Jack Schaeffer, president of the San Diego Police Officers Association, also welcomed the conviction.

“Our justice system has worked again,” he said, adding that he believed the trial was fair.

Schaeffer said Chauvin’s actions broke policy and that “when people do things the wrong way, they need to be punished for it.”

Referring to Chauvin, who kept a knee on Floyd’s neck for almost 9 1/2 minutes, Oliver said “that type of policing isn’t indicative of what the men and women do in our profession.”

He said no one wants “bad officers” gone from the job more than the officers who do the job right. He added that “bad officers” make it harder to “mend broken relationships.”

He said he believes the verdict sends a message: that all officers regardless of their background should treat everyone equally.

About an hour after the verdict was announced, Mayor Todd Gloria delivered his own message to San Diego police officers. The mayor addressed officers over the Police Department’s radio traffic.

“Today’s verdict is just the beginning of building a deeper trust with our community,” Gloria said in part. “Justice was served today against someone who does not represent you, or us, or our department, or who we are as a nation.

With (today’s) decision made, it is now time for all of us to come together to heal and move forward. Please take are of yourselves, each other and the people of this great city.”

In a statement, San Diego County Sheriff Bill Gore called for demonstrations to be peaceful, adding that deputies “will protect the fundamental right to peacefully assemble and the right to freedom of speech and expression.”

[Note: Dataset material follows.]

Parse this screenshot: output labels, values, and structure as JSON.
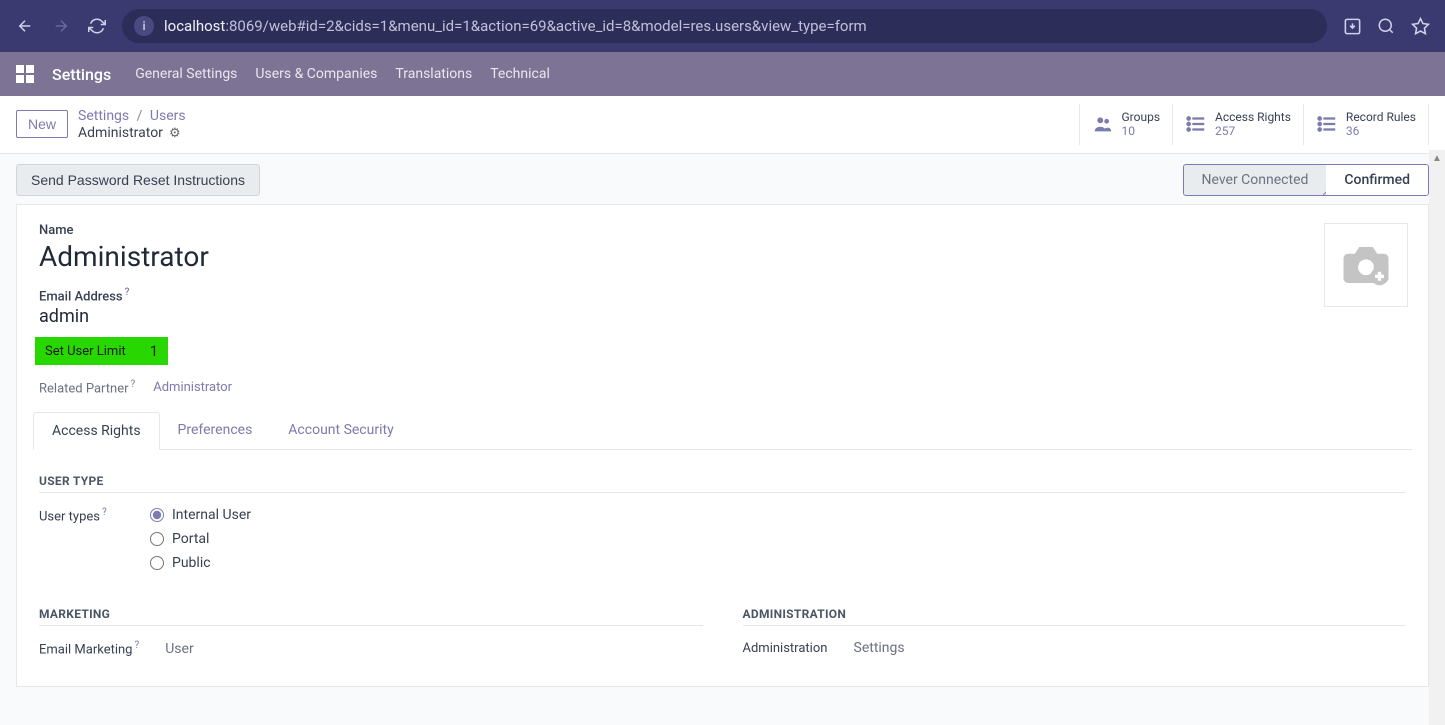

Gore and other police officials, from La Mesa to Escondido, said they were prepared to respond.

Staff reporter Alex Riggins contributed to this report.